[WHAT IS NEEDED] An unchanged copy of each entry below is needed; keep the pictures out of it.

(Web page and app entries)
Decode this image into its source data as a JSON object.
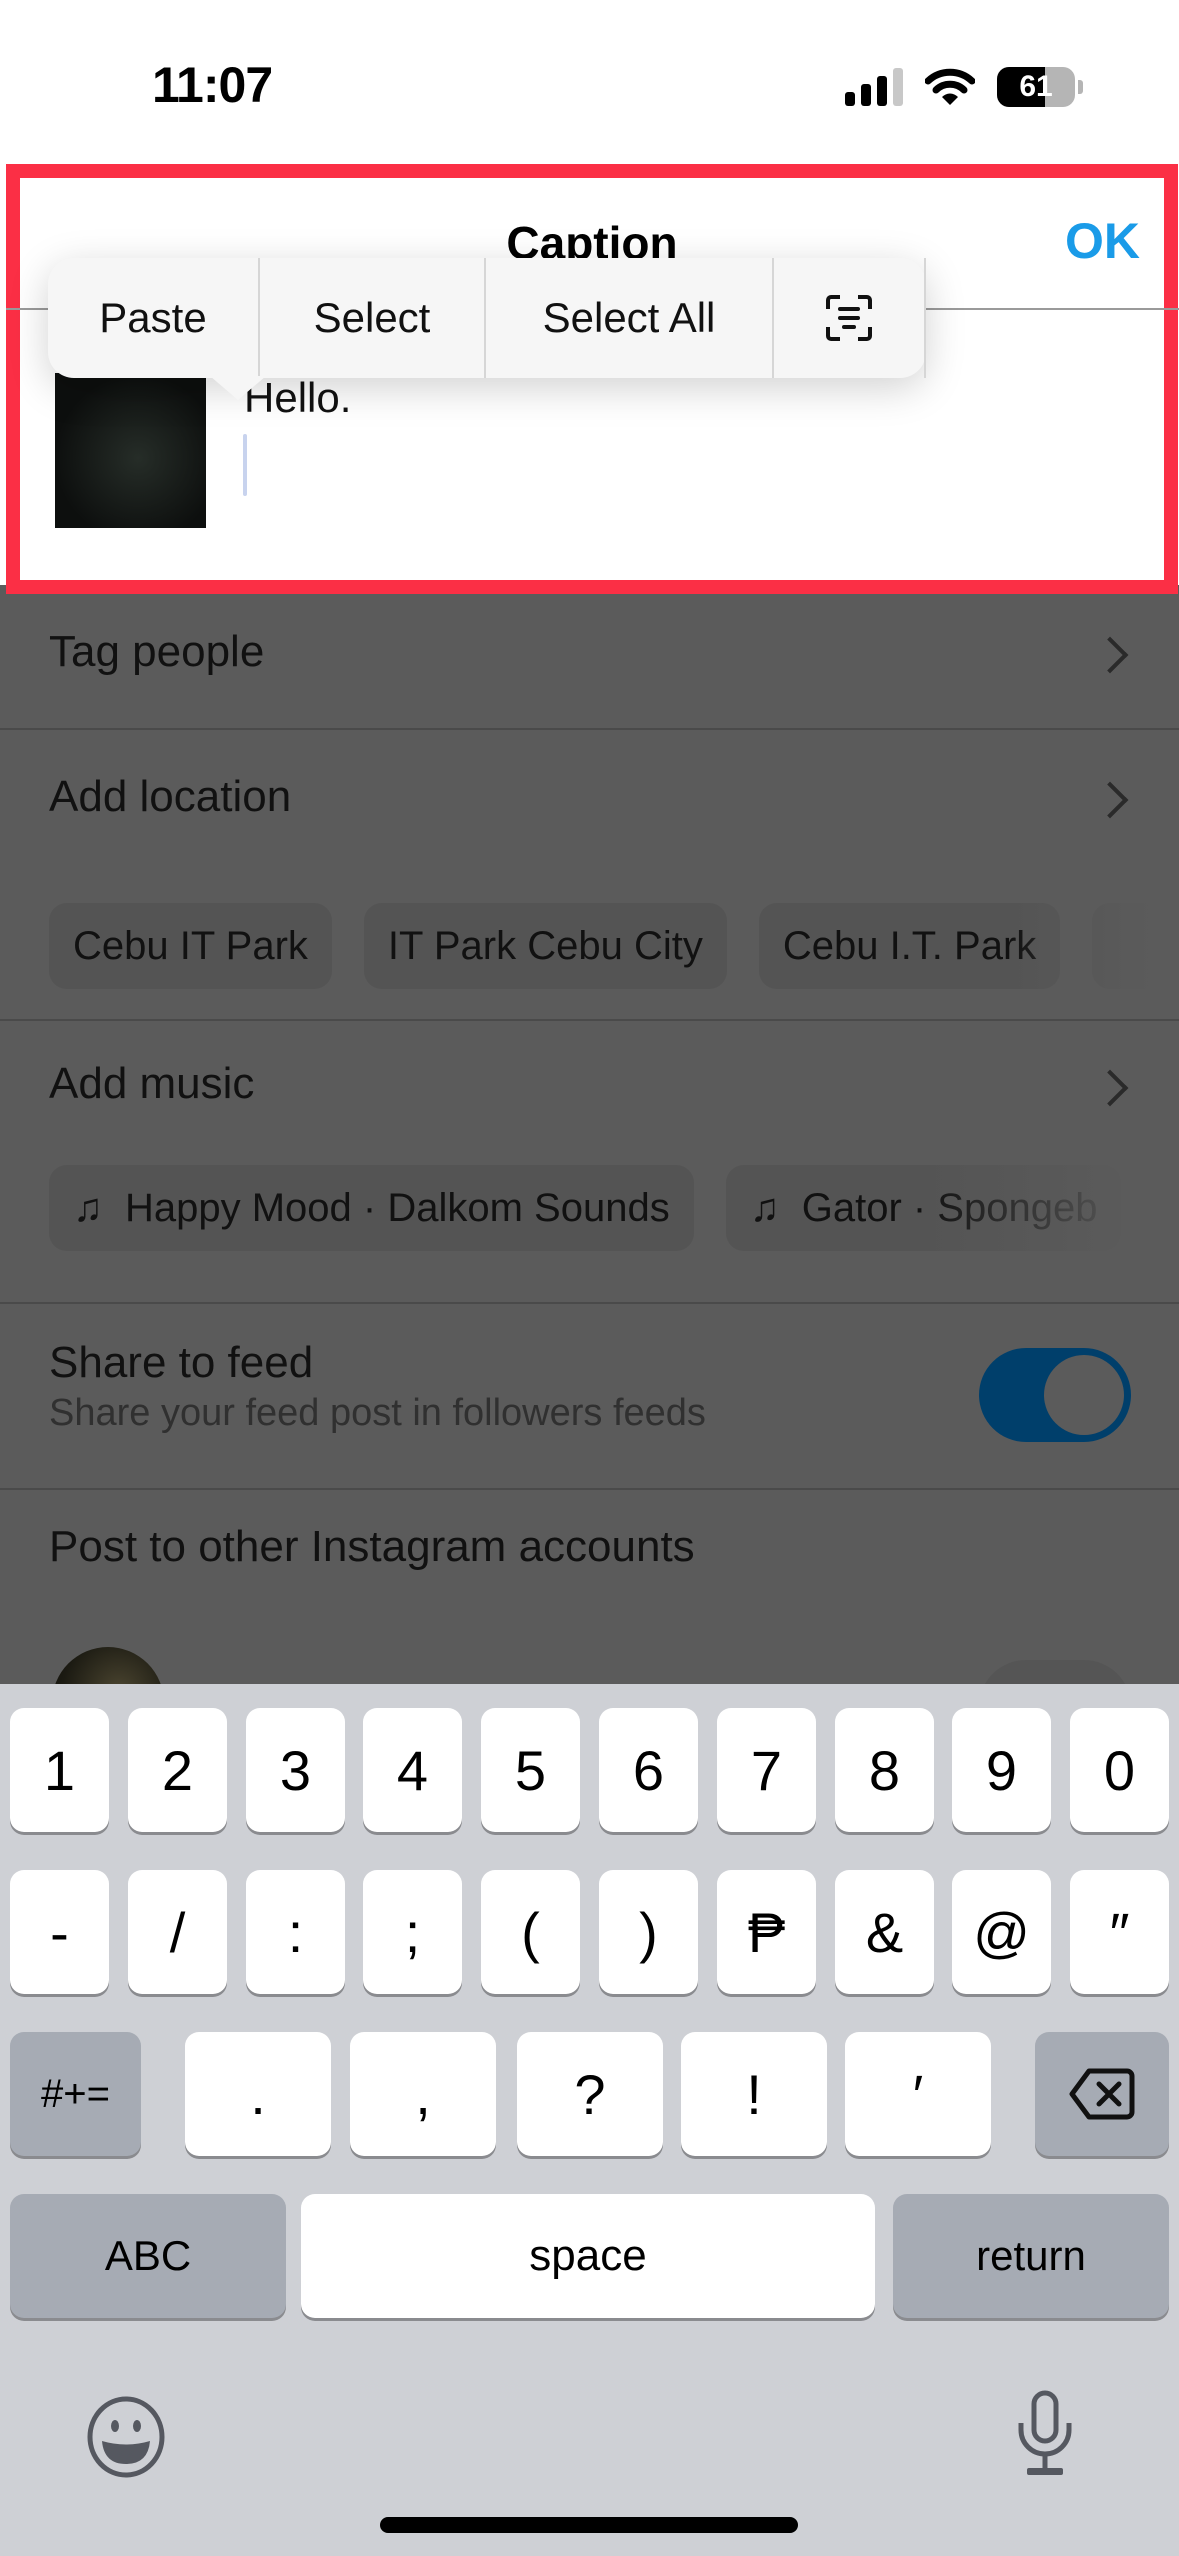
{
  "status_bar": {
    "time": "11:07",
    "battery_percent": 61,
    "battery_label": "61",
    "signal_bars_active": 3,
    "signal_bars_total": 4,
    "icons": [
      "cellular-signal-icon",
      "wifi-icon",
      "battery-icon"
    ]
  },
  "caption_editor": {
    "title": "Caption",
    "ok_label": "OK",
    "caption_text": "Hello.",
    "highlight_color": "#fb2f45",
    "ok_color": "#1a9be8"
  },
  "edit_menu": {
    "items": [
      {
        "label": "Paste"
      },
      {
        "label": "Select"
      },
      {
        "label": "Select All"
      },
      {
        "icon": "scan-text-icon"
      }
    ]
  },
  "post_options": {
    "tag_people": "Tag people",
    "add_location": "Add location",
    "location_suggestions": [
      "Cebu IT Park",
      "IT Park Cebu City",
      "Cebu I.T. Park"
    ],
    "add_music": "Add music",
    "music_suggestions": [
      {
        "icon": "music-note-icon",
        "label": "Happy Mood · Dalkom Sounds"
      },
      {
        "icon": "music-note-icon",
        "label": "Gator · Spongeb"
      }
    ],
    "share_to_feed": {
      "title": "Share to feed",
      "subtitle": "Share your feed post in followers feeds",
      "enabled": true,
      "toggle_color": "#003f6b"
    },
    "other_accounts_title": "Post to other Instagram accounts",
    "other_account_toggle_enabled": false
  },
  "keyboard": {
    "row1": [
      "1",
      "2",
      "3",
      "4",
      "5",
      "6",
      "7",
      "8",
      "9",
      "0"
    ],
    "row2": [
      "-",
      "/",
      ":",
      ";",
      "(",
      ")",
      "₱",
      "&",
      "@",
      "″"
    ],
    "row3_mode": "#+=",
    "row3": [
      ".",
      ",",
      "?",
      "!",
      "′"
    ],
    "row4_abc": "ABC",
    "row4_space": "space",
    "row4_return": "return",
    "icons": [
      "delete-icon",
      "emoji-icon",
      "microphone-icon"
    ]
  }
}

[ANSWER TO THE PROBLEM]
Decode this image into its source data as a JSON object.
{
  "status_bar": {
    "time": "11:07",
    "battery_percent": 61,
    "battery_label": "61",
    "signal_bars_active": 3,
    "signal_bars_total": 4,
    "icons": [
      "cellular-signal-icon",
      "wifi-icon",
      "battery-icon"
    ]
  },
  "caption_editor": {
    "title": "Caption",
    "ok_label": "OK",
    "caption_text": "Hello.",
    "highlight_color": "#fb2f45",
    "ok_color": "#1a9be8"
  },
  "edit_menu": {
    "items": [
      {
        "label": "Paste"
      },
      {
        "label": "Select"
      },
      {
        "label": "Select All"
      },
      {
        "icon": "scan-text-icon"
      }
    ]
  },
  "post_options": {
    "tag_people": "Tag people",
    "add_location": "Add location",
    "location_suggestions": [
      "Cebu IT Park",
      "IT Park Cebu City",
      "Cebu I.T. Park"
    ],
    "add_music": "Add music",
    "music_suggestions": [
      {
        "icon": "music-note-icon",
        "label": "Happy Mood · Dalkom Sounds"
      },
      {
        "icon": "music-note-icon",
        "label": "Gator · Spongeb"
      }
    ],
    "share_to_feed": {
      "title": "Share to feed",
      "subtitle": "Share your feed post in followers feeds",
      "enabled": true,
      "toggle_color": "#003f6b"
    },
    "other_accounts_title": "Post to other Instagram accounts",
    "other_account_toggle_enabled": false
  },
  "keyboard": {
    "row1": [
      "1",
      "2",
      "3",
      "4",
      "5",
      "6",
      "7",
      "8",
      "9",
      "0"
    ],
    "row2": [
      "-",
      "/",
      ":",
      ";",
      "(",
      ")",
      "₱",
      "&",
      "@",
      "″"
    ],
    "row3_mode": "#+=",
    "row3": [
      ".",
      ",",
      "?",
      "!",
      "′"
    ],
    "row4_abc": "ABC",
    "row4_space": "space",
    "row4_return": "return",
    "icons": [
      "delete-icon",
      "emoji-icon",
      "microphone-icon"
    ]
  }
}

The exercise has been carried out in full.